> TASK REQUIREMENTS
Calculate how many lines in the following records hold the word "JSON", and report that number without comment.
────────────────────
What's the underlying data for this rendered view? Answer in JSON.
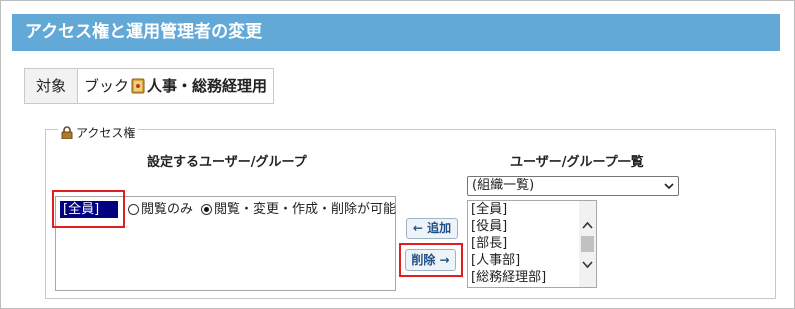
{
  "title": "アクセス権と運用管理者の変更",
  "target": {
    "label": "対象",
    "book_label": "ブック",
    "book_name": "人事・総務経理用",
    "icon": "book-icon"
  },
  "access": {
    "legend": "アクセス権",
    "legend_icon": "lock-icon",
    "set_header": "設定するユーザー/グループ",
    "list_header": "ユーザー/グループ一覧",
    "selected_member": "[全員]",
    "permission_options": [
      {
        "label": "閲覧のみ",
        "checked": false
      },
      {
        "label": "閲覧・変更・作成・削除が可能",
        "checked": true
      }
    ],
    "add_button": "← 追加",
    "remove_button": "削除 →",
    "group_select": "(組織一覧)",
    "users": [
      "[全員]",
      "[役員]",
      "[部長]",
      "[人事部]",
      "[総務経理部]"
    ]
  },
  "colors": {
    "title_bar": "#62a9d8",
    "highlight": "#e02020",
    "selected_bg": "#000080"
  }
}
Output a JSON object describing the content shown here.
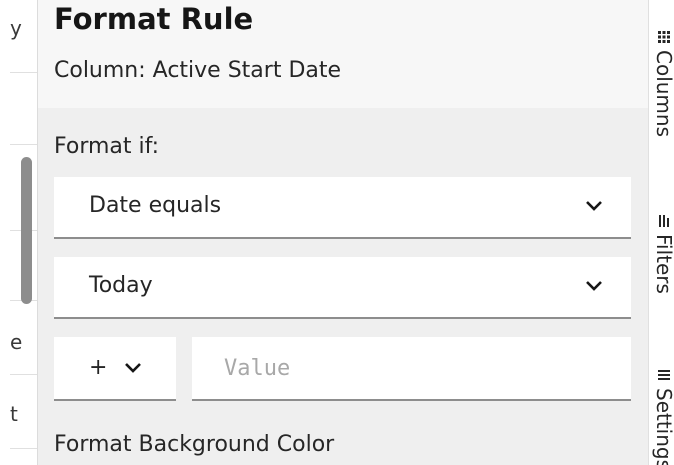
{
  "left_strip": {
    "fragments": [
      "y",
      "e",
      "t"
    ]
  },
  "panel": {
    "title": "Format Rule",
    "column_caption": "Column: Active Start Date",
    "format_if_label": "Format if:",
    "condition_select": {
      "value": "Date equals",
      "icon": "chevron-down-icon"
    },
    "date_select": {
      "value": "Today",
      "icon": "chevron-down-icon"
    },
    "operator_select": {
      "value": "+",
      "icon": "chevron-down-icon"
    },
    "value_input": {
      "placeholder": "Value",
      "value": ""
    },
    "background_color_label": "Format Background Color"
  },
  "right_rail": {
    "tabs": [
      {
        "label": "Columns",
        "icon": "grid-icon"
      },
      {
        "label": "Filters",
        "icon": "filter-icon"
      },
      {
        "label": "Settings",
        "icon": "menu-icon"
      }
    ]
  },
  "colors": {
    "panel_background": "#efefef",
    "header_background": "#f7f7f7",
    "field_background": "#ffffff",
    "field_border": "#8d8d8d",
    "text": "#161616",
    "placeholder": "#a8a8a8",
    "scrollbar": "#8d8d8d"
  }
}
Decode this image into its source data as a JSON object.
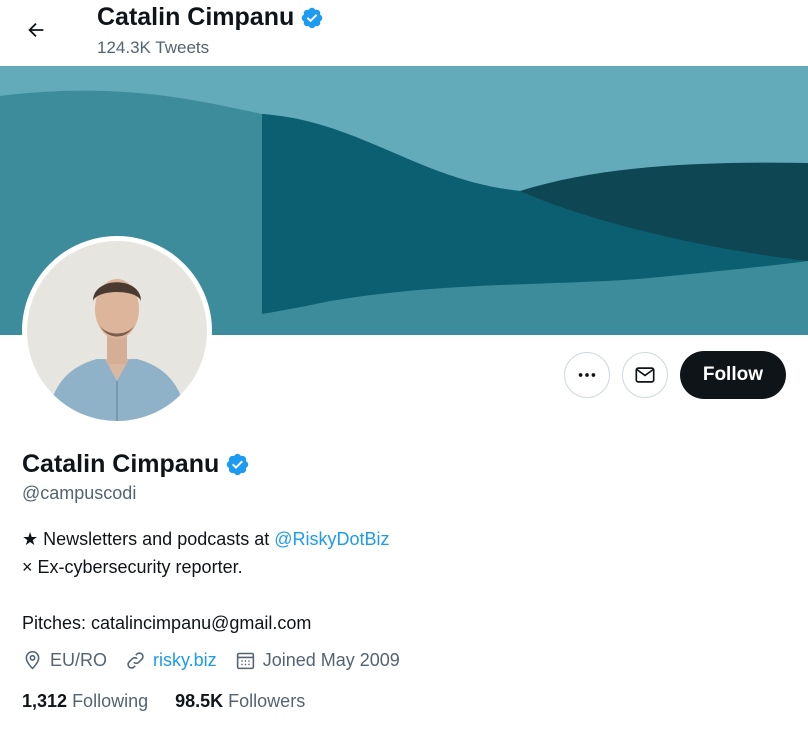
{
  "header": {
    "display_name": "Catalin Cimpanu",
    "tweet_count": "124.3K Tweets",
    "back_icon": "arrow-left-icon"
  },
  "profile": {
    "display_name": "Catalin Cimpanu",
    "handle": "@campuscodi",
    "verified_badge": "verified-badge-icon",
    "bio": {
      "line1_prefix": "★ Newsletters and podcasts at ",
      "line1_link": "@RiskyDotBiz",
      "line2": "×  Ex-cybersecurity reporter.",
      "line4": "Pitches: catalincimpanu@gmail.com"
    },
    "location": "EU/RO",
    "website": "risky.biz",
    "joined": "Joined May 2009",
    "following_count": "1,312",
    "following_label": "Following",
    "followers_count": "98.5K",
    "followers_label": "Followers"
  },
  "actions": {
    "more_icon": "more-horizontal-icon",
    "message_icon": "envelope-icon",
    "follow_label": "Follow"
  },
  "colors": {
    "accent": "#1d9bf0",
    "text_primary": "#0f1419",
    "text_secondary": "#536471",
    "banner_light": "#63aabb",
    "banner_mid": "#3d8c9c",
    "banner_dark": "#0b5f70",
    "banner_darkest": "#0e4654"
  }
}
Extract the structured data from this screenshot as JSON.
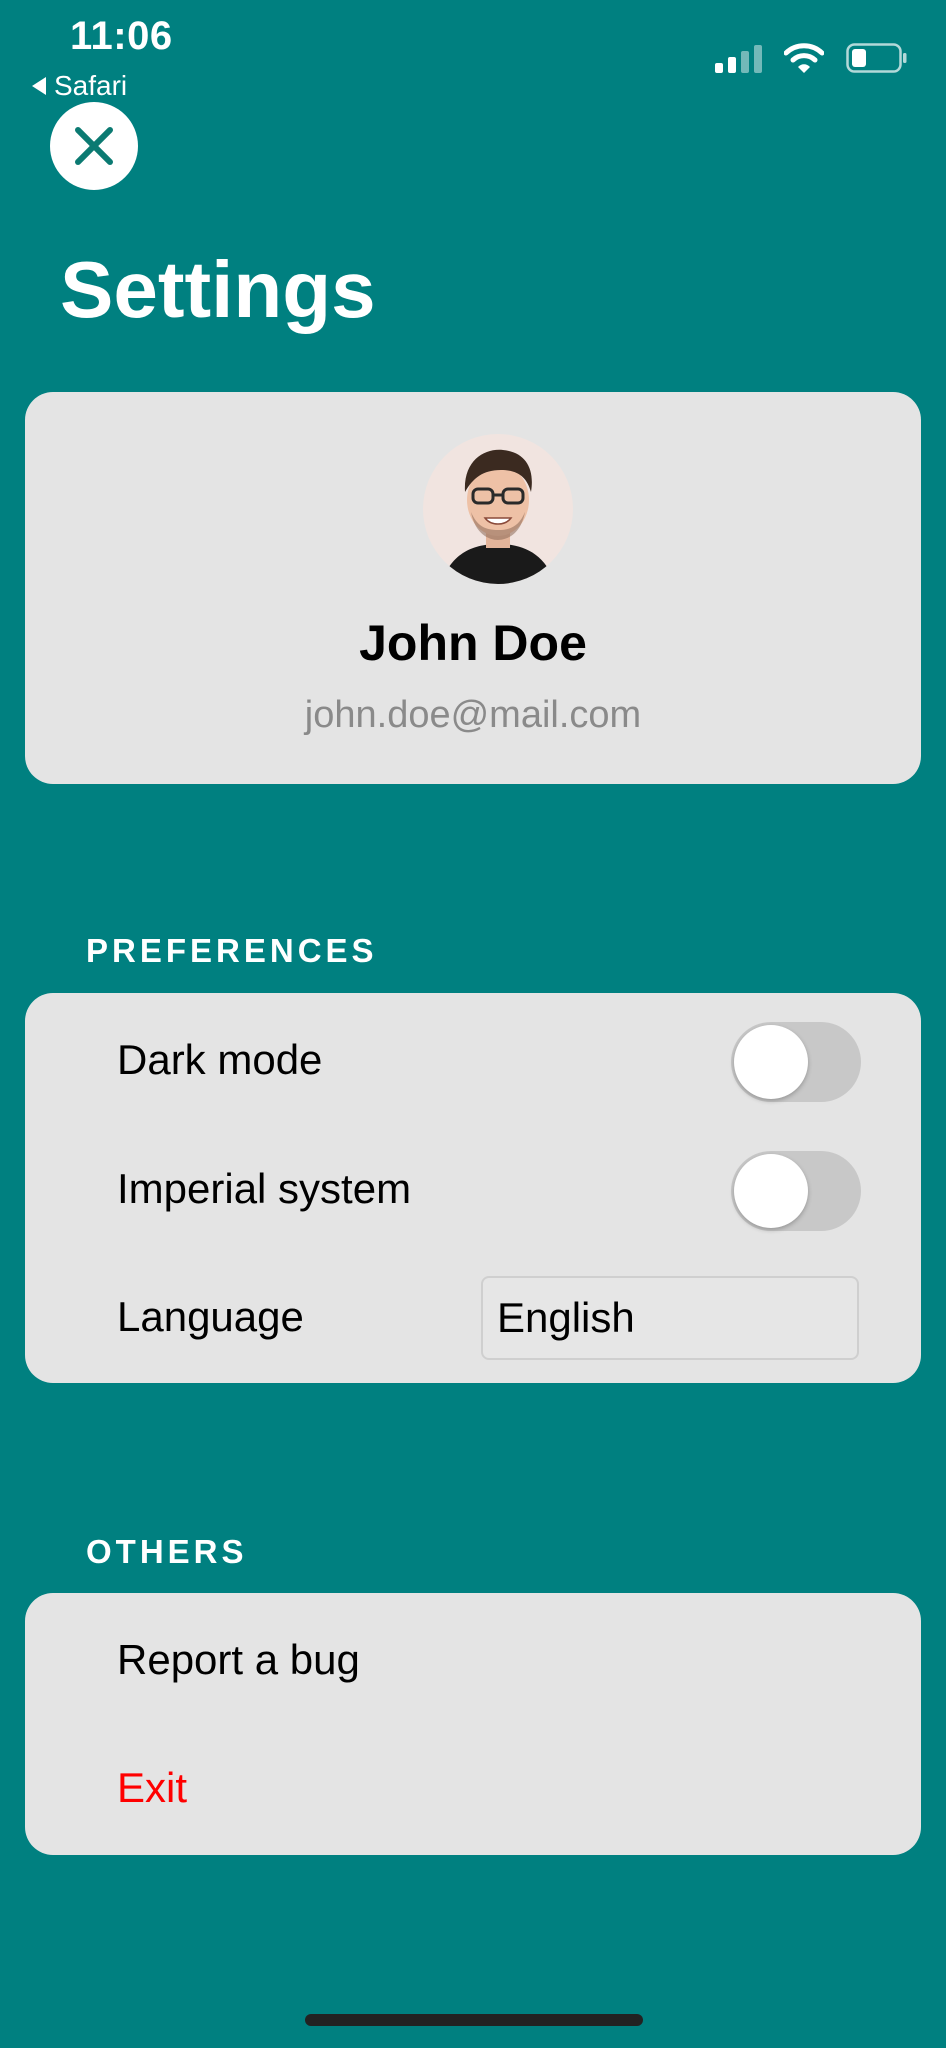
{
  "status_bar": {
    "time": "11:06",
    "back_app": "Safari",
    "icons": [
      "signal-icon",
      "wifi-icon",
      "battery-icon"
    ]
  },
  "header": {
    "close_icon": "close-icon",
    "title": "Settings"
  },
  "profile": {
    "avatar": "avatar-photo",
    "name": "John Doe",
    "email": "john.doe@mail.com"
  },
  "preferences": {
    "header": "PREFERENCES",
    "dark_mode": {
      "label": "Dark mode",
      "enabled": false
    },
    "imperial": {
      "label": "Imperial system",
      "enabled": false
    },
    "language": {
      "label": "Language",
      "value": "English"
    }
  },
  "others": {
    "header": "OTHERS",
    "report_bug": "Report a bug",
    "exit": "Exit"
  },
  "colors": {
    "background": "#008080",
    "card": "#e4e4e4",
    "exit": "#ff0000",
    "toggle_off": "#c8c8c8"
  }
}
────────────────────
> SOLUTION TO THIS PROBLEM
4